| Study material |
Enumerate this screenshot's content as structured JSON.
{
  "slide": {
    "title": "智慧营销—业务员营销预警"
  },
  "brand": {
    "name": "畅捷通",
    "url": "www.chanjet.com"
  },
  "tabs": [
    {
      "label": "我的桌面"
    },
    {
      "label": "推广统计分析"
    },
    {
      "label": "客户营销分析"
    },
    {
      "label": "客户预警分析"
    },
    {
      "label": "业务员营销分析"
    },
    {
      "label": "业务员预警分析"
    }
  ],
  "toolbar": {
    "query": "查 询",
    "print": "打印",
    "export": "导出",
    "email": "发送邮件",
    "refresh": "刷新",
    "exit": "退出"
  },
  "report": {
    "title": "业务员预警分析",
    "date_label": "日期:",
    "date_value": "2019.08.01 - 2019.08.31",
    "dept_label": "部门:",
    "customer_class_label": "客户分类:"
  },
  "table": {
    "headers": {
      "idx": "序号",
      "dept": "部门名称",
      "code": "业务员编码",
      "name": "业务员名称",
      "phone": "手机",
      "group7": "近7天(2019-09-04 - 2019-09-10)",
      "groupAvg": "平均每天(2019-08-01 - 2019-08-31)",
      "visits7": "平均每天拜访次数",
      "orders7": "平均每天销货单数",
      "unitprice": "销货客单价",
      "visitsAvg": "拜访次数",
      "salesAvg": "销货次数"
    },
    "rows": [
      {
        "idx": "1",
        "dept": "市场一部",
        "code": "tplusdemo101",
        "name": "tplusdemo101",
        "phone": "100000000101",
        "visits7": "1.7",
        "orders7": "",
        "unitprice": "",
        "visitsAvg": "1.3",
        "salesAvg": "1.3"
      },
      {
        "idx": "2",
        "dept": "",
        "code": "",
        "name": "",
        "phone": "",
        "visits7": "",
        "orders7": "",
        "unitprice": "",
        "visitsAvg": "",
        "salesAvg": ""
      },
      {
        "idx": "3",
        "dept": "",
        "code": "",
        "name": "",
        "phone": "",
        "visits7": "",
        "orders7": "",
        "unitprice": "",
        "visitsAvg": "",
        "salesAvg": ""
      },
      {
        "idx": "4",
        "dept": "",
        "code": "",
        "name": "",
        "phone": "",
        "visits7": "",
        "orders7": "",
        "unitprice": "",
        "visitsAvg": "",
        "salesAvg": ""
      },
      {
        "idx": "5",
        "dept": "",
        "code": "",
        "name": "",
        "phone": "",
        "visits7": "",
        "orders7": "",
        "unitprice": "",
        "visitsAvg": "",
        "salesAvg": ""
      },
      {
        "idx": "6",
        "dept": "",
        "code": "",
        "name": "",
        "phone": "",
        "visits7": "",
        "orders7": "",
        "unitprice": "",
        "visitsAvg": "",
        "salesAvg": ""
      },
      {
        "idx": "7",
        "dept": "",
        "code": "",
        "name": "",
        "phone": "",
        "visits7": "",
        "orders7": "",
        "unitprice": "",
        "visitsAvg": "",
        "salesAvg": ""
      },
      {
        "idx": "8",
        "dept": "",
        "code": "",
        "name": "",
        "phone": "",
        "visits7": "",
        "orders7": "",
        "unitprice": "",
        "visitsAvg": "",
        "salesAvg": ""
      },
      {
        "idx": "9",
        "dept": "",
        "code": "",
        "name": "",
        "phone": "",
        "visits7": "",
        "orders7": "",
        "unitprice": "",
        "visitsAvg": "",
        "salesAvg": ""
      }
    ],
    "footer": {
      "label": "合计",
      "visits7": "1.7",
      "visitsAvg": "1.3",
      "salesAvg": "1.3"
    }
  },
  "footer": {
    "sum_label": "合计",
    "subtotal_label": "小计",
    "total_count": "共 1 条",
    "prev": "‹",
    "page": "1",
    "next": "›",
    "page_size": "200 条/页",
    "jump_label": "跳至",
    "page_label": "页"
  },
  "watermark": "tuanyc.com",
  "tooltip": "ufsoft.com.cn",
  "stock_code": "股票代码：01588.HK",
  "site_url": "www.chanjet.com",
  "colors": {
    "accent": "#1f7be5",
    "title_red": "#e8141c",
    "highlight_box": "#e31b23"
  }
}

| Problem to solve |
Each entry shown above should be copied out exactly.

| Solution |
Enumerate this screenshot's content as structured JSON.
{
  "slide": {
    "title": "智慧营销—业务员营销预警"
  },
  "brand": {
    "name": "畅捷通",
    "url": "www.chanjet.com"
  },
  "tabs": [
    {
      "label": "我的桌面"
    },
    {
      "label": "推广统计分析"
    },
    {
      "label": "客户营销分析"
    },
    {
      "label": "客户预警分析"
    },
    {
      "label": "业务员营销分析"
    },
    {
      "label": "业务员预警分析"
    }
  ],
  "toolbar": {
    "query": "查 询",
    "print": "打印",
    "export": "导出",
    "email": "发送邮件",
    "refresh": "刷新",
    "exit": "退出"
  },
  "report": {
    "title": "业务员预警分析",
    "date_label": "日期:",
    "date_value": "2019.08.01 - 2019.08.31",
    "dept_label": "部门:",
    "customer_class_label": "客户分类:"
  },
  "table": {
    "headers": {
      "idx": "序号",
      "dept": "部门名称",
      "code": "业务员编码",
      "name": "业务员名称",
      "phone": "手机",
      "group7": "近7天(2019-09-04 - 2019-09-10)",
      "groupAvg": "平均每天(2019-08-01 - 2019-08-31)",
      "visits7": "平均每天拜访次数",
      "orders7": "平均每天销货单数",
      "unitprice": "销货客单价",
      "visitsAvg": "拜访次数",
      "salesAvg": "销货次数"
    },
    "rows": [
      {
        "idx": "1",
        "dept": "市场一部",
        "code": "tplusdemo101",
        "name": "tplusdemo101",
        "phone": "100000000101",
        "visits7": "1.7",
        "orders7": "",
        "unitprice": "",
        "visitsAvg": "1.3",
        "salesAvg": "1.3"
      },
      {
        "idx": "2",
        "dept": "",
        "code": "",
        "name": "",
        "phone": "",
        "visits7": "",
        "orders7": "",
        "unitprice": "",
        "visitsAvg": "",
        "salesAvg": ""
      },
      {
        "idx": "3",
        "dept": "",
        "code": "",
        "name": "",
        "phone": "",
        "visits7": "",
        "orders7": "",
        "unitprice": "",
        "visitsAvg": "",
        "salesAvg": ""
      },
      {
        "idx": "4",
        "dept": "",
        "code": "",
        "name": "",
        "phone": "",
        "visits7": "",
        "orders7": "",
        "unitprice": "",
        "visitsAvg": "",
        "salesAvg": ""
      },
      {
        "idx": "5",
        "dept": "",
        "code": "",
        "name": "",
        "phone": "",
        "visits7": "",
        "orders7": "",
        "unitprice": "",
        "visitsAvg": "",
        "salesAvg": ""
      },
      {
        "idx": "6",
        "dept": "",
        "code": "",
        "name": "",
        "phone": "",
        "visits7": "",
        "orders7": "",
        "unitprice": "",
        "visitsAvg": "",
        "salesAvg": ""
      },
      {
        "idx": "7",
        "dept": "",
        "code": "",
        "name": "",
        "phone": "",
        "visits7": "",
        "orders7": "",
        "unitprice": "",
        "visitsAvg": "",
        "salesAvg": ""
      },
      {
        "idx": "8",
        "dept": "",
        "code": "",
        "name": "",
        "phone": "",
        "visits7": "",
        "orders7": "",
        "unitprice": "",
        "visitsAvg": "",
        "salesAvg": ""
      },
      {
        "idx": "9",
        "dept": "",
        "code": "",
        "name": "",
        "phone": "",
        "visits7": "",
        "orders7": "",
        "unitprice": "",
        "visitsAvg": "",
        "salesAvg": ""
      }
    ],
    "footer": {
      "label": "合计",
      "visits7": "1.7",
      "visitsAvg": "1.3",
      "salesAvg": "1.3"
    }
  },
  "footer": {
    "sum_label": "合计",
    "subtotal_label": "小计",
    "total_count": "共 1 条",
    "prev": "‹",
    "page": "1",
    "next": "›",
    "page_size": "200 条/页",
    "jump_label": "跳至",
    "page_label": "页"
  },
  "watermark": "tuanyc.com",
  "tooltip": "ufsoft.com.cn",
  "stock_code": "股票代码：01588.HK",
  "site_url": "www.chanjet.com",
  "colors": {
    "accent": "#1f7be5",
    "title_red": "#e8141c",
    "highlight_box": "#e31b23"
  }
}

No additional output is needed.